What the exercise asks: The expected output is the set of lines below beginning at the one that contains "Read all visible content and emit it as JSON." and ending at the final line, reproduced exactly.
####################
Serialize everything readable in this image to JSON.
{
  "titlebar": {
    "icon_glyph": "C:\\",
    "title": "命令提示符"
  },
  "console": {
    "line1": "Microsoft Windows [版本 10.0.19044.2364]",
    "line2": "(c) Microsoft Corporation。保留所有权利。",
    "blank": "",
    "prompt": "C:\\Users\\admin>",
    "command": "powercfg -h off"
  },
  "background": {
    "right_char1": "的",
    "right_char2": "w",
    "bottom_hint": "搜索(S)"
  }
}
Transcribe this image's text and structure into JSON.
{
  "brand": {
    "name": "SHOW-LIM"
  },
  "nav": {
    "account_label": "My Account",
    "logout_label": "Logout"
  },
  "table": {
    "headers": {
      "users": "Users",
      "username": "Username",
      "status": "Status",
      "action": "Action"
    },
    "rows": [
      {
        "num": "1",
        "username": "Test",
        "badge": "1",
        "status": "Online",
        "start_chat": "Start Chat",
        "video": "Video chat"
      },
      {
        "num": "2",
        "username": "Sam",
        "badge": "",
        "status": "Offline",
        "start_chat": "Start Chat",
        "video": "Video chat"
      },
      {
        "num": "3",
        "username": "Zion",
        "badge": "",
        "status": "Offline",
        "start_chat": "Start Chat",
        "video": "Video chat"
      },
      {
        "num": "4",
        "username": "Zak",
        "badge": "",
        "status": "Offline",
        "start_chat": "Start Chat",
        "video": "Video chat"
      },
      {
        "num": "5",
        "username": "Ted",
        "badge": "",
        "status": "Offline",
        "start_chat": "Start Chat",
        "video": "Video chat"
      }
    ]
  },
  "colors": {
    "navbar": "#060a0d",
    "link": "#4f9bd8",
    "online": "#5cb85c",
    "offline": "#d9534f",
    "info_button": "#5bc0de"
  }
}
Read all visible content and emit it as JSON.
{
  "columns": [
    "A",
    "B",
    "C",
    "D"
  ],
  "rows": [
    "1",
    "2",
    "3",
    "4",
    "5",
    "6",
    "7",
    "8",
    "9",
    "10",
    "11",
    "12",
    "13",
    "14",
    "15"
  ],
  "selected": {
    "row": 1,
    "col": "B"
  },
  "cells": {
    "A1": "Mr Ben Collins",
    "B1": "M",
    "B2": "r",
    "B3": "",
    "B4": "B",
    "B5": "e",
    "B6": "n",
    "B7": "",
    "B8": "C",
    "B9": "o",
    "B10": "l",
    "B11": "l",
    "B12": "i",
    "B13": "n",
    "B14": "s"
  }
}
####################
Solved problem:
Read all visible content and emit it as JSON.
{
  "columns": [
    "A",
    "B",
    "C",
    "D"
  ],
  "rows": [
    "1",
    "2",
    "3",
    "4",
    "5",
    "6",
    "7",
    "8",
    "9",
    "10",
    "11",
    "12",
    "13",
    "14",
    "15"
  ],
  "selected": {
    "row": 1,
    "col": "B"
  },
  "cells": {
    "A1": "Mr Ben Collins",
    "B1": "M",
    "B2": "r",
    "B3": "",
    "B4": "B",
    "B5": "e",
    "B6": "n",
    "B7": "",
    "B8": "C",
    "B9": "o",
    "B10": "l",
    "B11": "l",
    "B12": "i",
    "B13": "n",
    "B14": "s"
  }
}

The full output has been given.